#### The problem
Leave out the lines before the one with "Decode this image"; output that line and all remaining lines of the records exactly.

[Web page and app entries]

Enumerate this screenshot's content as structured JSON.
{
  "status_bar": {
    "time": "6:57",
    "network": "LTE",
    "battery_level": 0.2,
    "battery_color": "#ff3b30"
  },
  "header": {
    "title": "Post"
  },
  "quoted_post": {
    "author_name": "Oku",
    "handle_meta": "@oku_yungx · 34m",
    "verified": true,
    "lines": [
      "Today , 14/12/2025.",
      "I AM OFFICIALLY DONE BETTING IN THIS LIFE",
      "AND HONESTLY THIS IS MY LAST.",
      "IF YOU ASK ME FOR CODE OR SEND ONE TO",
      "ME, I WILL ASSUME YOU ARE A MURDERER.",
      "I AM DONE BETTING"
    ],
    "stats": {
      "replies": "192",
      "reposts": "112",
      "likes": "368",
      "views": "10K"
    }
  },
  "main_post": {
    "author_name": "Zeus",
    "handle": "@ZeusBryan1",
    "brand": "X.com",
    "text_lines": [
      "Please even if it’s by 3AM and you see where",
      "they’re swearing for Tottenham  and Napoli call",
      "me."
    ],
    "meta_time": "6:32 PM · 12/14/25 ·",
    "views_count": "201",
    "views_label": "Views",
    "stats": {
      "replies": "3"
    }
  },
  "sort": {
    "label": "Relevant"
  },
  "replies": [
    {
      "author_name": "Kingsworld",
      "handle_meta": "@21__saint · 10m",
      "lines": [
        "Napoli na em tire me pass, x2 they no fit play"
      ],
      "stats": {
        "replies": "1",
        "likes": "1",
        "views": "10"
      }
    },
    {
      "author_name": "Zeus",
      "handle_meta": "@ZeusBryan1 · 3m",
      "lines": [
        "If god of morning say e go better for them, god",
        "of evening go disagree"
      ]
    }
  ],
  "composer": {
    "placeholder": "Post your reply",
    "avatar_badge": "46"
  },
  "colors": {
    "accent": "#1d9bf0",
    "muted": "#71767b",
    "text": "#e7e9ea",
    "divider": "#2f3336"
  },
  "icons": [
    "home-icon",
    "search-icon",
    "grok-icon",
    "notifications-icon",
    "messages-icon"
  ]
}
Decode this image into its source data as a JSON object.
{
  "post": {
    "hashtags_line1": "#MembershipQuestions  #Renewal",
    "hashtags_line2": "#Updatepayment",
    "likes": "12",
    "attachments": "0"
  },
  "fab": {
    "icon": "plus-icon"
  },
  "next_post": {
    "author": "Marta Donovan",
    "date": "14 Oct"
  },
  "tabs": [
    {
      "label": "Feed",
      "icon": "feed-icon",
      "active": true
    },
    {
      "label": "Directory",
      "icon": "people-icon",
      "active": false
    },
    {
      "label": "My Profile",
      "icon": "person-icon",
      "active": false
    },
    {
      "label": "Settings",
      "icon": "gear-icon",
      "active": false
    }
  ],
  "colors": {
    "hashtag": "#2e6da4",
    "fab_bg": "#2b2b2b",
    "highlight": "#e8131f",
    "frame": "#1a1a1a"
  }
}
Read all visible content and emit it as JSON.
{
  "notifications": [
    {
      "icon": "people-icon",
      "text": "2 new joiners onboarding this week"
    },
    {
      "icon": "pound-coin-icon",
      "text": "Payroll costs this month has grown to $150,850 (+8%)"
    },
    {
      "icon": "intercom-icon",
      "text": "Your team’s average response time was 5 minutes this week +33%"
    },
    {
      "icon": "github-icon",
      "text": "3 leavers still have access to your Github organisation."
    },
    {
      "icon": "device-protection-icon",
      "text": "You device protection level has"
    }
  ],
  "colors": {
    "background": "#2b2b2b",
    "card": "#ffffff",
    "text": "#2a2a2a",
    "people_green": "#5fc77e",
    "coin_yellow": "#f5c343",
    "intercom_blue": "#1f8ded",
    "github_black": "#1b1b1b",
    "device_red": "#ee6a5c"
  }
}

#### Answer to this problem
Decode this image into its source data as a JSON object.
{
  "post": {
    "hashtags_line1": "#MembershipQuestions  #Renewal",
    "hashtags_line2": "#Updatepayment",
    "likes": "12",
    "attachments": "0"
  },
  "fab": {
    "icon": "plus-icon"
  },
  "next_post": {
    "author": "Marta Donovan",
    "date": "14 Oct"
  },
  "tabs": [
    {
      "label": "Feed",
      "icon": "feed-icon",
      "active": true
    },
    {
      "label": "Directory",
      "icon": "people-icon",
      "active": false
    },
    {
      "label": "My Profile",
      "icon": "person-icon",
      "active": false
    },
    {
      "label": "Settings",
      "icon": "gear-icon",
      "active": false
    }
  ],
  "colors": {
    "hashtag": "#2e6da4",
    "fab_bg": "#2b2b2b",
    "highlight": "#e8131f",
    "frame": "#1a1a1a"
  }
}
Read all visible content and emit it as JSON.
{
  "notifications": [
    {
      "icon": "people-icon",
      "text": "2 new joiners onboarding this week"
    },
    {
      "icon": "pound-coin-icon",
      "text": "Payroll costs this month has grown to $150,850 (+8%)"
    },
    {
      "icon": "intercom-icon",
      "text": "Your team’s average response time was 5 minutes this week +33%"
    },
    {
      "icon": "github-icon",
      "text": "3 leavers still have access to your Github organisation."
    },
    {
      "icon": "device-protection-icon",
      "text": "You device protection level has"
    }
  ],
  "colors": {
    "background": "#2b2b2b",
    "card": "#ffffff",
    "text": "#2a2a2a",
    "people_green": "#5fc77e",
    "coin_yellow": "#f5c343",
    "intercom_blue": "#1f8ded",
    "github_black": "#1b1b1b",
    "device_red": "#ee6a5c"
  }
}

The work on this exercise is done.